| Exercise goal |
The response should be the records below, repeated exactly, with each picture left out.
** Extracted entries follows **
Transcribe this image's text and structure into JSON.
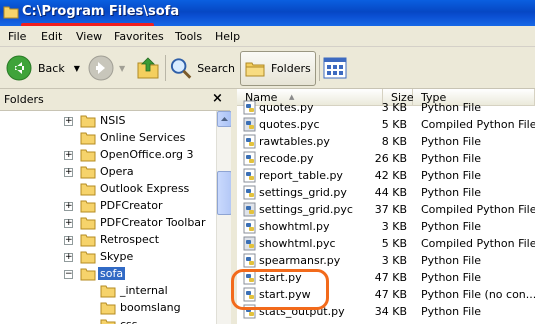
{
  "window": {
    "title": "C:\\Program Files\\sofa"
  },
  "menu": [
    "File",
    "Edit",
    "View",
    "Favorites",
    "Tools",
    "Help"
  ],
  "toolbar": {
    "back_label": "Back",
    "search_label": "Search",
    "folders_label": "Folders"
  },
  "folders_pane": {
    "header": "Folders",
    "close_glyph": "×",
    "items": [
      {
        "label": "NSIS",
        "expander": "+"
      },
      {
        "label": "Online Services",
        "expander": ""
      },
      {
        "label": "OpenOffice.org 3",
        "expander": "+"
      },
      {
        "label": "Opera",
        "expander": "+"
      },
      {
        "label": "Outlook Express",
        "expander": ""
      },
      {
        "label": "PDFCreator",
        "expander": "+"
      },
      {
        "label": "PDFCreator Toolbar",
        "expander": "+"
      },
      {
        "label": "Retrospect",
        "expander": "+"
      },
      {
        "label": "Skype",
        "expander": "+"
      },
      {
        "label": "sofa",
        "expander": "−",
        "selected": true
      },
      {
        "label": "_internal",
        "expander": "",
        "child": true
      },
      {
        "label": "boomslang",
        "expander": "",
        "child": true
      },
      {
        "label": "css",
        "expander": "",
        "child": true
      }
    ]
  },
  "file_list": {
    "columns": {
      "name": "Name",
      "size": "Size",
      "type": "Type"
    },
    "sort_indicator": "▲",
    "rows": [
      {
        "name": "quotes.py",
        "size": "3 KB",
        "type": "Python File",
        "kind": "py"
      },
      {
        "name": "quotes.pyc",
        "size": "5 KB",
        "type": "Compiled Python File",
        "kind": "pyc"
      },
      {
        "name": "rawtables.py",
        "size": "8 KB",
        "type": "Python File",
        "kind": "py"
      },
      {
        "name": "recode.py",
        "size": "26 KB",
        "type": "Python File",
        "kind": "py"
      },
      {
        "name": "report_table.py",
        "size": "42 KB",
        "type": "Python File",
        "kind": "py"
      },
      {
        "name": "settings_grid.py",
        "size": "44 KB",
        "type": "Python File",
        "kind": "py"
      },
      {
        "name": "settings_grid.pyc",
        "size": "37 KB",
        "type": "Compiled Python File",
        "kind": "pyc"
      },
      {
        "name": "showhtml.py",
        "size": "3 KB",
        "type": "Python File",
        "kind": "py"
      },
      {
        "name": "showhtml.pyc",
        "size": "5 KB",
        "type": "Compiled Python File",
        "kind": "pyc"
      },
      {
        "name": "spearmansr.py",
        "size": "3 KB",
        "type": "Python File",
        "kind": "py"
      },
      {
        "name": "start.py",
        "size": "47 KB",
        "type": "Python File",
        "kind": "py"
      },
      {
        "name": "start.pyw",
        "size": "47 KB",
        "type": "Python File (no con...",
        "kind": "py"
      },
      {
        "name": "stats_output.py",
        "size": "34 KB",
        "type": "Python File",
        "kind": "py"
      }
    ]
  },
  "colors": {
    "title_bar": "#0a5fe0",
    "selection": "#316ac5",
    "annotation_underline": "#f01f1f",
    "annotation_ring": "#f26a1b"
  }
}
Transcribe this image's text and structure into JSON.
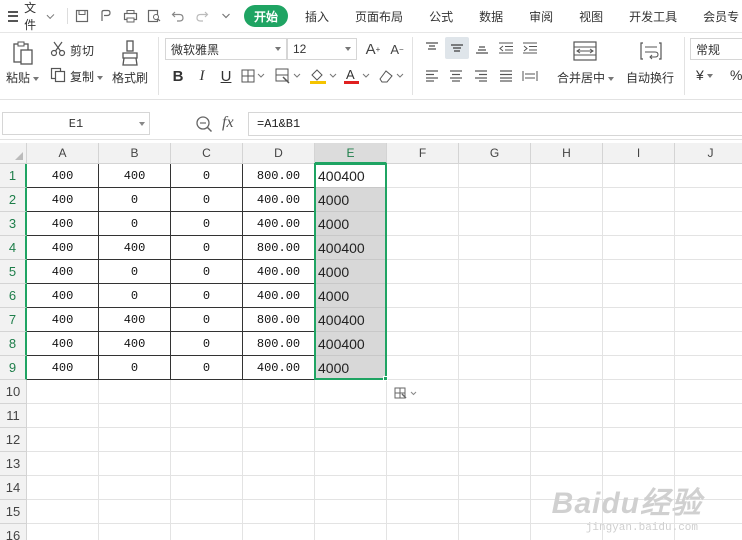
{
  "menu": {
    "file_label": "文件",
    "tabs": [
      "开始",
      "插入",
      "页面布局",
      "公式",
      "数据",
      "审阅",
      "视图",
      "开发工具",
      "会员专"
    ]
  },
  "ribbon": {
    "paste": "粘贴",
    "cut": "剪切",
    "copy": "复制",
    "format_painter": "格式刷",
    "font_name": "微软雅黑",
    "font_size": "12",
    "merge_center": "合并居中",
    "wrap_text": "自动换行",
    "number_format": "常规",
    "currency_symbol": "¥",
    "percent_symbol": "%"
  },
  "formula_bar": {
    "name_box": "E1",
    "fx_label": "fx",
    "formula": "=A1&B1"
  },
  "grid": {
    "columns": [
      "A",
      "B",
      "C",
      "D",
      "E",
      "F",
      "G",
      "H",
      "I",
      "J"
    ],
    "rows": [
      "1",
      "2",
      "3",
      "4",
      "5",
      "6",
      "7",
      "8",
      "9",
      "10",
      "11",
      "12",
      "13",
      "14",
      "15",
      "16"
    ],
    "data": [
      [
        "400",
        "400",
        "0",
        "800.00",
        "400400"
      ],
      [
        "400",
        "0",
        "0",
        "400.00",
        "4000"
      ],
      [
        "400",
        "0",
        "0",
        "400.00",
        "4000"
      ],
      [
        "400",
        "400",
        "0",
        "800.00",
        "400400"
      ],
      [
        "400",
        "0",
        "0",
        "400.00",
        "4000"
      ],
      [
        "400",
        "0",
        "0",
        "400.00",
        "4000"
      ],
      [
        "400",
        "400",
        "0",
        "800.00",
        "400400"
      ],
      [
        "400",
        "400",
        "0",
        "800.00",
        "400400"
      ],
      [
        "400",
        "0",
        "0",
        "400.00",
        "4000"
      ]
    ]
  },
  "watermark": {
    "logo": "Baidu经验",
    "url": "jingyan.baidu.com"
  },
  "colors": {
    "accent": "#1fa463",
    "selection_fill": "#d8d8d8"
  }
}
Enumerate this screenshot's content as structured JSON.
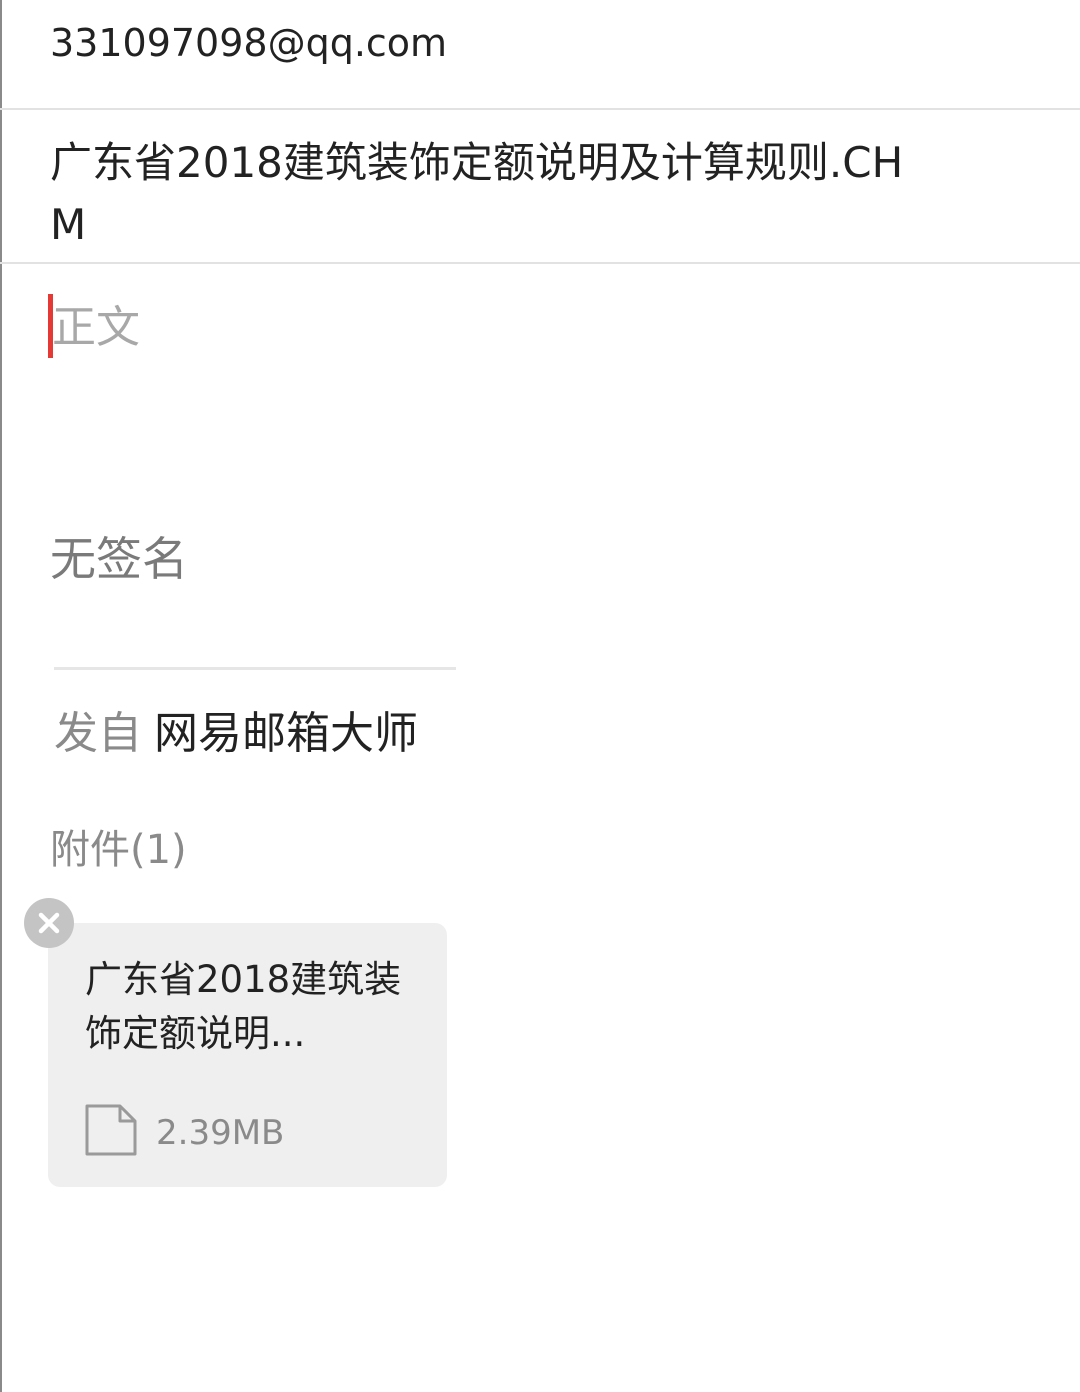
{
  "compose": {
    "to": "331097098@qq.com",
    "subject": "广东省2018建筑装饰定额说明及计算规则.CHM",
    "body_placeholder": "正文",
    "signature": "无签名",
    "sent_from_prefix": "发自",
    "sent_from_app": "网易邮箱大师"
  },
  "attachments": {
    "label": "附件(1)",
    "items": [
      {
        "name": "广东省2018建筑装饰定额说明...",
        "size": "2.39MB",
        "icon": "file-icon",
        "remove_icon": "close-icon"
      }
    ]
  },
  "colors": {
    "cursor": "#e53935",
    "card_bg": "#efefef",
    "divider": "#e2e2e2"
  }
}
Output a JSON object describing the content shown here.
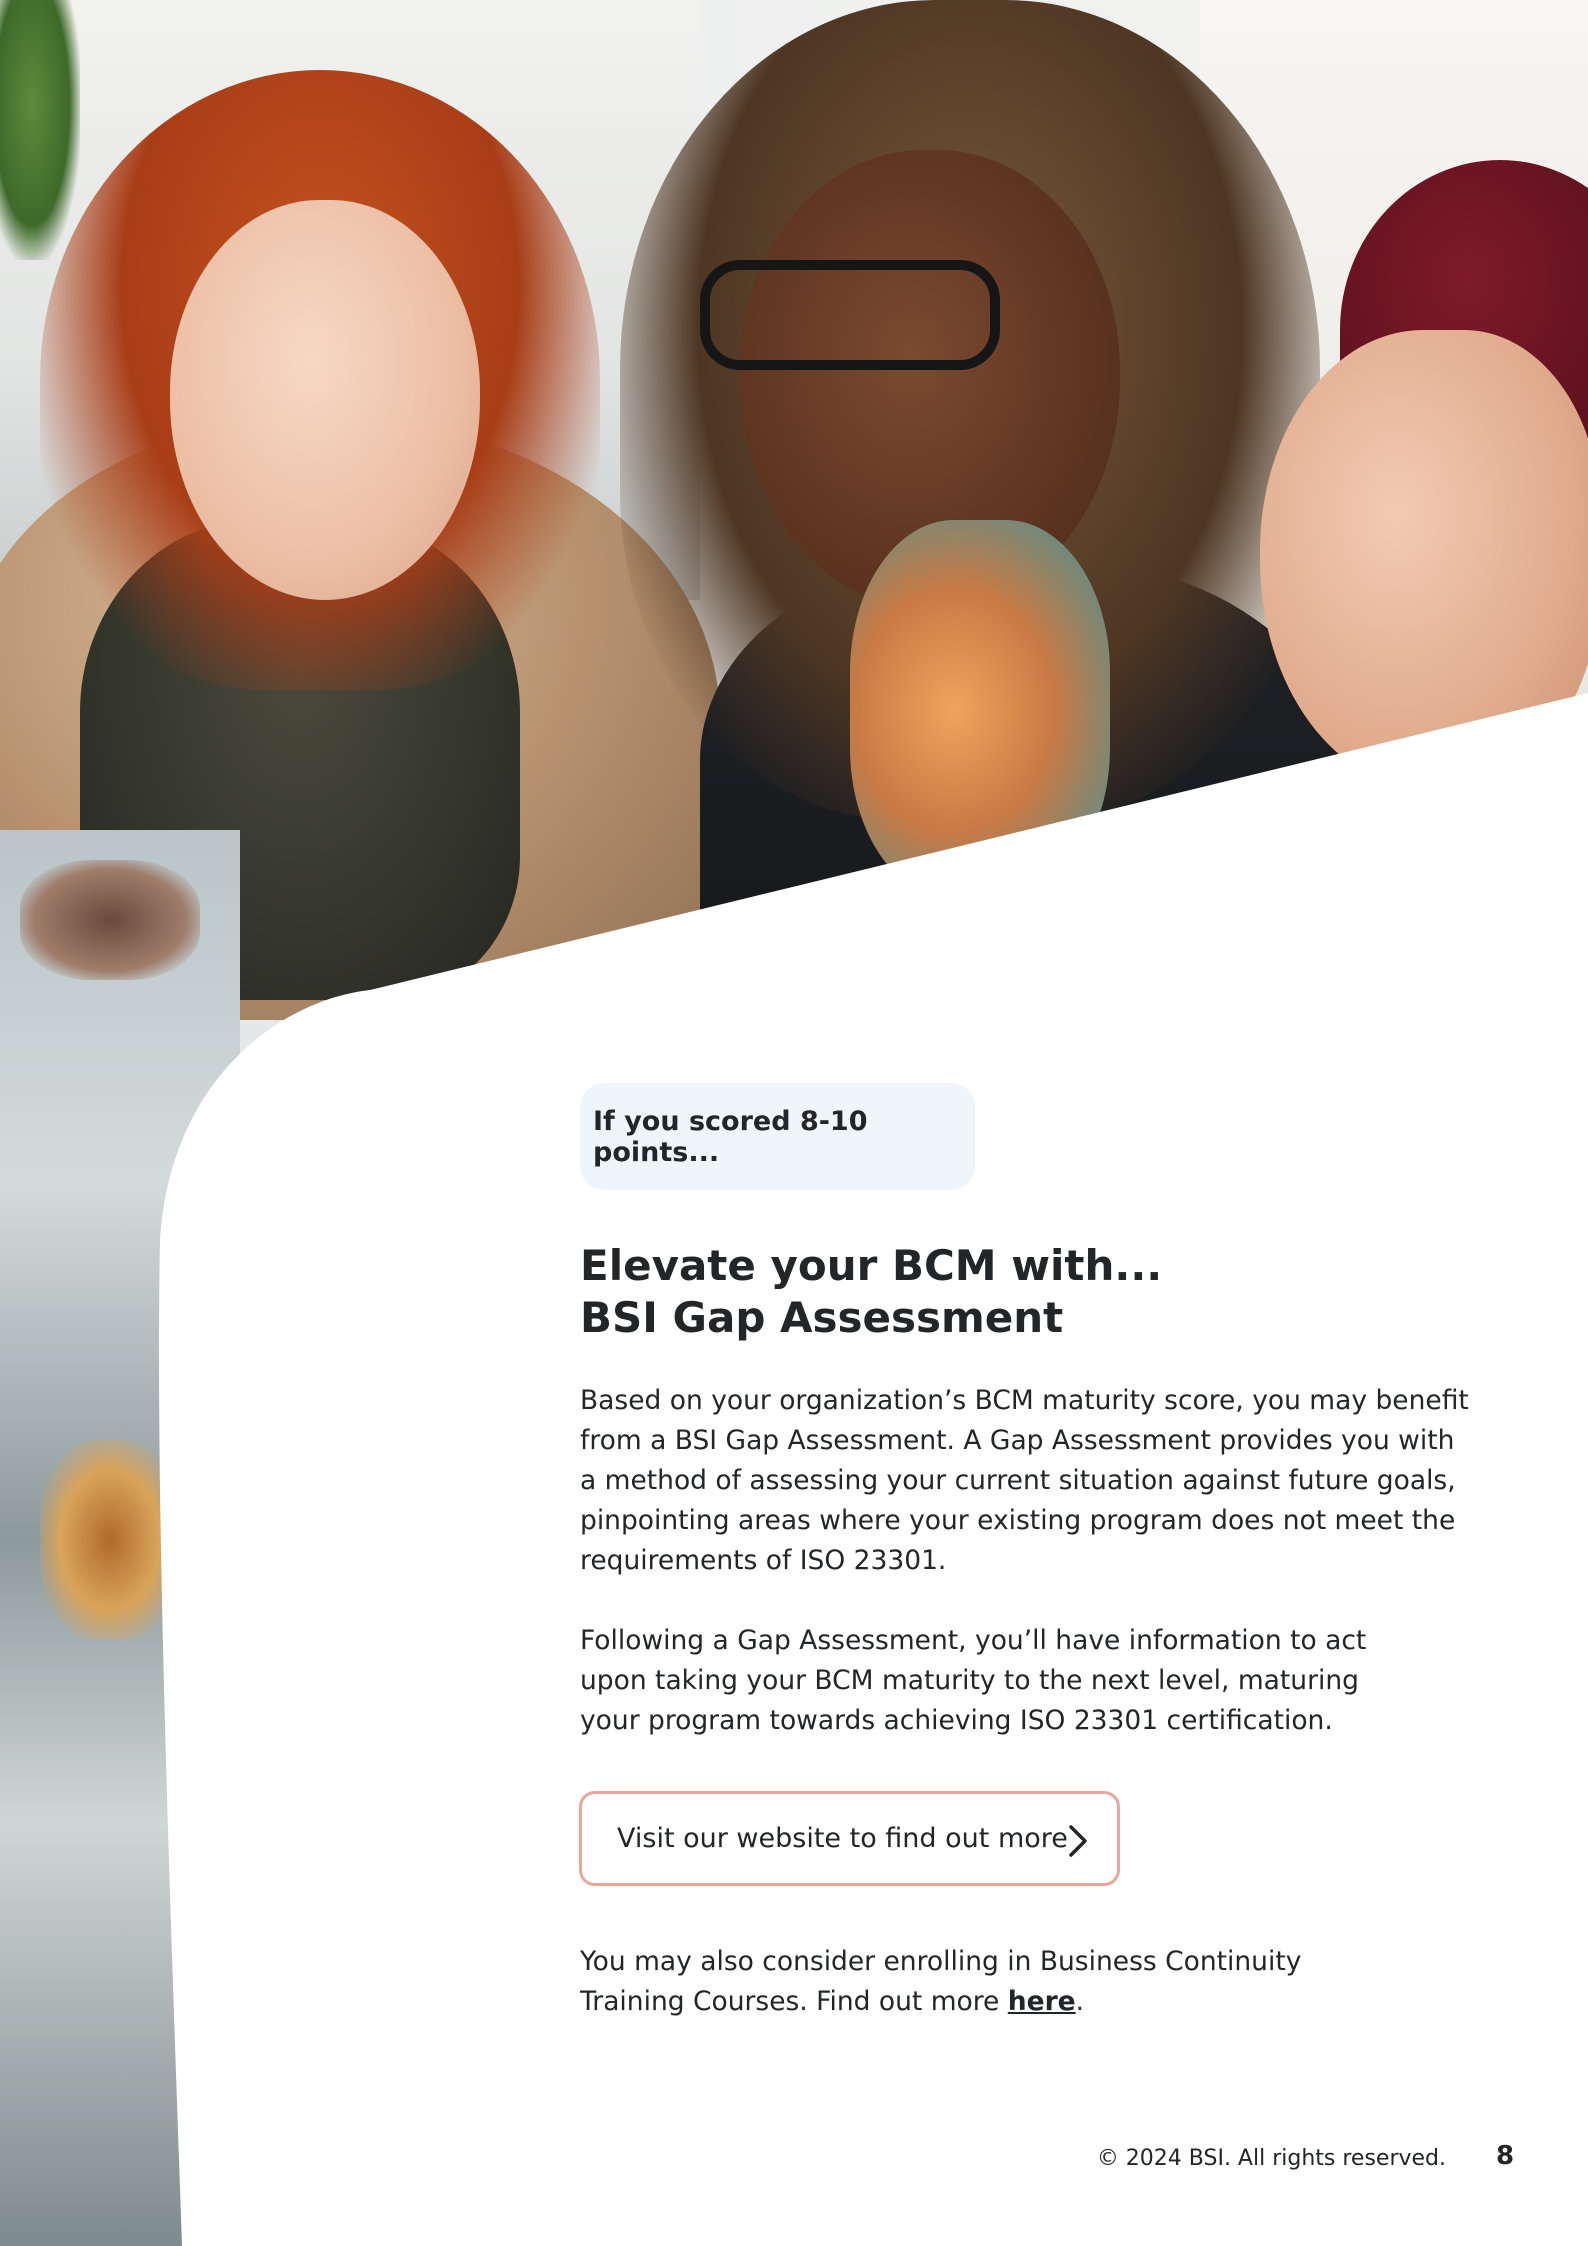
{
  "tag": {
    "text": "If you scored 8-10 points..."
  },
  "headline": {
    "line1": "Elevate your BCM with...",
    "line2": "BSI Gap Assessment"
  },
  "paragraph1": {
    "lines": [
      "Based on your organization’s BCM maturity score, you may benefit",
      "from a BSI Gap Assessment. A Gap Assessment provides you with",
      "a method of assessing your current situation against future goals,",
      "pinpointing areas where your existing program does not meet the",
      "requirements of ISO 23301."
    ]
  },
  "paragraph2": {
    "lines": [
      "Following a Gap Assessment, you’ll have information to act",
      "upon taking your BCM maturity to the next level, maturing",
      "your program towards achieving ISO 23301 certification."
    ]
  },
  "cta": {
    "label": "Visit our website to find out more",
    "icon": "chevron-right-icon",
    "border_color": "#e9a69b"
  },
  "paragraph3": {
    "line1": "You may also consider enrolling in Business Continuity",
    "line2_prefix": "Training Courses. Find out more ",
    "link_text": "here",
    "line2_suffix": "."
  },
  "footer": {
    "copyright": "© 2024 BSI. All rights reserved.",
    "page_number": "8"
  },
  "colors": {
    "text": "#222629",
    "tag_background": "#eff6fb",
    "accent": "#e9a69b"
  }
}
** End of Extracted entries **
| Your solution |
Transcribe this image's text and structure into JSON.
{
  "window": {
    "title": "C:\\Program Files\\sofa"
  },
  "menu": [
    "File",
    "Edit",
    "View",
    "Favorites",
    "Tools",
    "Help"
  ],
  "toolbar": {
    "back_label": "Back",
    "search_label": "Search",
    "folders_label": "Folders"
  },
  "folders_pane": {
    "header": "Folders",
    "close_glyph": "×",
    "items": [
      {
        "label": "NSIS",
        "expander": "+"
      },
      {
        "label": "Online Services",
        "expander": ""
      },
      {
        "label": "OpenOffice.org 3",
        "expander": "+"
      },
      {
        "label": "Opera",
        "expander": "+"
      },
      {
        "label": "Outlook Express",
        "expander": ""
      },
      {
        "label": "PDFCreator",
        "expander": "+"
      },
      {
        "label": "PDFCreator Toolbar",
        "expander": "+"
      },
      {
        "label": "Retrospect",
        "expander": "+"
      },
      {
        "label": "Skype",
        "expander": "+"
      },
      {
        "label": "sofa",
        "expander": "−",
        "selected": true
      },
      {
        "label": "_internal",
        "expander": "",
        "child": true
      },
      {
        "label": "boomslang",
        "expander": "",
        "child": true
      },
      {
        "label": "css",
        "expander": "",
        "child": true
      }
    ]
  },
  "file_list": {
    "columns": {
      "name": "Name",
      "size": "Size",
      "type": "Type"
    },
    "sort_indicator": "▲",
    "rows": [
      {
        "name": "quotes.py",
        "size": "3 KB",
        "type": "Python File",
        "kind": "py"
      },
      {
        "name": "quotes.pyc",
        "size": "5 KB",
        "type": "Compiled Python File",
        "kind": "pyc"
      },
      {
        "name": "rawtables.py",
        "size": "8 KB",
        "type": "Python File",
        "kind": "py"
      },
      {
        "name": "recode.py",
        "size": "26 KB",
        "type": "Python File",
        "kind": "py"
      },
      {
        "name": "report_table.py",
        "size": "42 KB",
        "type": "Python File",
        "kind": "py"
      },
      {
        "name": "settings_grid.py",
        "size": "44 KB",
        "type": "Python File",
        "kind": "py"
      },
      {
        "name": "settings_grid.pyc",
        "size": "37 KB",
        "type": "Compiled Python File",
        "kind": "pyc"
      },
      {
        "name": "showhtml.py",
        "size": "3 KB",
        "type": "Python File",
        "kind": "py"
      },
      {
        "name": "showhtml.pyc",
        "size": "5 KB",
        "type": "Compiled Python File",
        "kind": "pyc"
      },
      {
        "name": "spearmansr.py",
        "size": "3 KB",
        "type": "Python File",
        "kind": "py"
      },
      {
        "name": "start.py",
        "size": "47 KB",
        "type": "Python File",
        "kind": "py"
      },
      {
        "name": "start.pyw",
        "size": "47 KB",
        "type": "Python File (no con...",
        "kind": "py"
      },
      {
        "name": "stats_output.py",
        "size": "34 KB",
        "type": "Python File",
        "kind": "py"
      }
    ]
  },
  "colors": {
    "title_bar": "#0a5fe0",
    "selection": "#316ac5",
    "annotation_underline": "#f01f1f",
    "annotation_ring": "#f26a1b"
  }
}
Transcribe this image's text and structure into JSON.
{
  "menu": {
    "file_label": "文件",
    "tabs": [
      "开始",
      "插入",
      "页面布局",
      "公式",
      "数据",
      "审阅",
      "视图",
      "开发工具",
      "会员专"
    ]
  },
  "ribbon": {
    "paste": "粘贴",
    "cut": "剪切",
    "copy": "复制",
    "format_painter": "格式刷",
    "font_name": "微软雅黑",
    "font_size": "12",
    "merge_center": "合并居中",
    "wrap_text": "自动换行",
    "number_format": "常规",
    "currency_symbol": "¥",
    "percent_symbol": "%"
  },
  "formula_bar": {
    "name_box": "E1",
    "fx_label": "fx",
    "formula": "=A1&B1"
  },
  "grid": {
    "columns": [
      "A",
      "B",
      "C",
      "D",
      "E",
      "F",
      "G",
      "H",
      "I",
      "J"
    ],
    "rows": [
      "1",
      "2",
      "3",
      "4",
      "5",
      "6",
      "7",
      "8",
      "9",
      "10",
      "11",
      "12",
      "13",
      "14",
      "15",
      "16"
    ],
    "data": [
      [
        "400",
        "400",
        "0",
        "800.00",
        "400400"
      ],
      [
        "400",
        "0",
        "0",
        "400.00",
        "4000"
      ],
      [
        "400",
        "0",
        "0",
        "400.00",
        "4000"
      ],
      [
        "400",
        "400",
        "0",
        "800.00",
        "400400"
      ],
      [
        "400",
        "0",
        "0",
        "400.00",
        "4000"
      ],
      [
        "400",
        "0",
        "0",
        "400.00",
        "4000"
      ],
      [
        "400",
        "400",
        "0",
        "800.00",
        "400400"
      ],
      [
        "400",
        "400",
        "0",
        "800.00",
        "400400"
      ],
      [
        "400",
        "0",
        "0",
        "400.00",
        "4000"
      ]
    ]
  },
  "watermark": {
    "logo": "Baidu经验",
    "url": "jingyan.baidu.com"
  },
  "colors": {
    "accent": "#1fa463",
    "selection_fill": "#d8d8d8"
  }
}
Enumerate this screenshot's content as structured JSON.
{
  "compose": {
    "to": "331097098@qq.com",
    "subject": "广东省2018建筑装饰定额说明及计算规则.CHM",
    "body_placeholder": "正文",
    "signature": "无签名",
    "sent_from_prefix": "发自",
    "sent_from_app": "网易邮箱大师"
  },
  "attachments": {
    "label": "附件(1)",
    "items": [
      {
        "name": "广东省2018建筑装饰定额说明...",
        "size": "2.39MB",
        "icon": "file-icon",
        "remove_icon": "close-icon"
      }
    ]
  },
  "colors": {
    "cursor": "#e53935",
    "card_bg": "#efefef",
    "divider": "#e2e2e2"
  }
}
Output a JSON object describing the content shown here.
{
  "tag": {
    "text": "If you scored 8-10 points..."
  },
  "headline": {
    "line1": "Elevate your BCM with...",
    "line2": "BSI Gap Assessment"
  },
  "paragraph1": {
    "lines": [
      "Based on your organization’s BCM maturity score, you may benefit",
      "from a BSI Gap Assessment. A Gap Assessment provides you with",
      "a method of assessing your current situation against future goals,",
      "pinpointing areas where your existing program does not meet the",
      "requirements of ISO 23301."
    ]
  },
  "paragraph2": {
    "lines": [
      "Following a Gap Assessment, you’ll have information to act",
      "upon taking your BCM maturity to the next level, maturing",
      "your program towards achieving ISO 23301 certification."
    ]
  },
  "cta": {
    "label": "Visit our website to find out more",
    "icon": "chevron-right-icon",
    "border_color": "#e9a69b"
  },
  "paragraph3": {
    "line1": "You may also consider enrolling in Business Continuity",
    "line2_prefix": "Training Courses. Find out more ",
    "link_text": "here",
    "line2_suffix": "."
  },
  "footer": {
    "copyright": "© 2024 BSI. All rights reserved.",
    "page_number": "8"
  },
  "colors": {
    "text": "#222629",
    "tag_background": "#eff6fb",
    "accent": "#e9a69b"
  }
}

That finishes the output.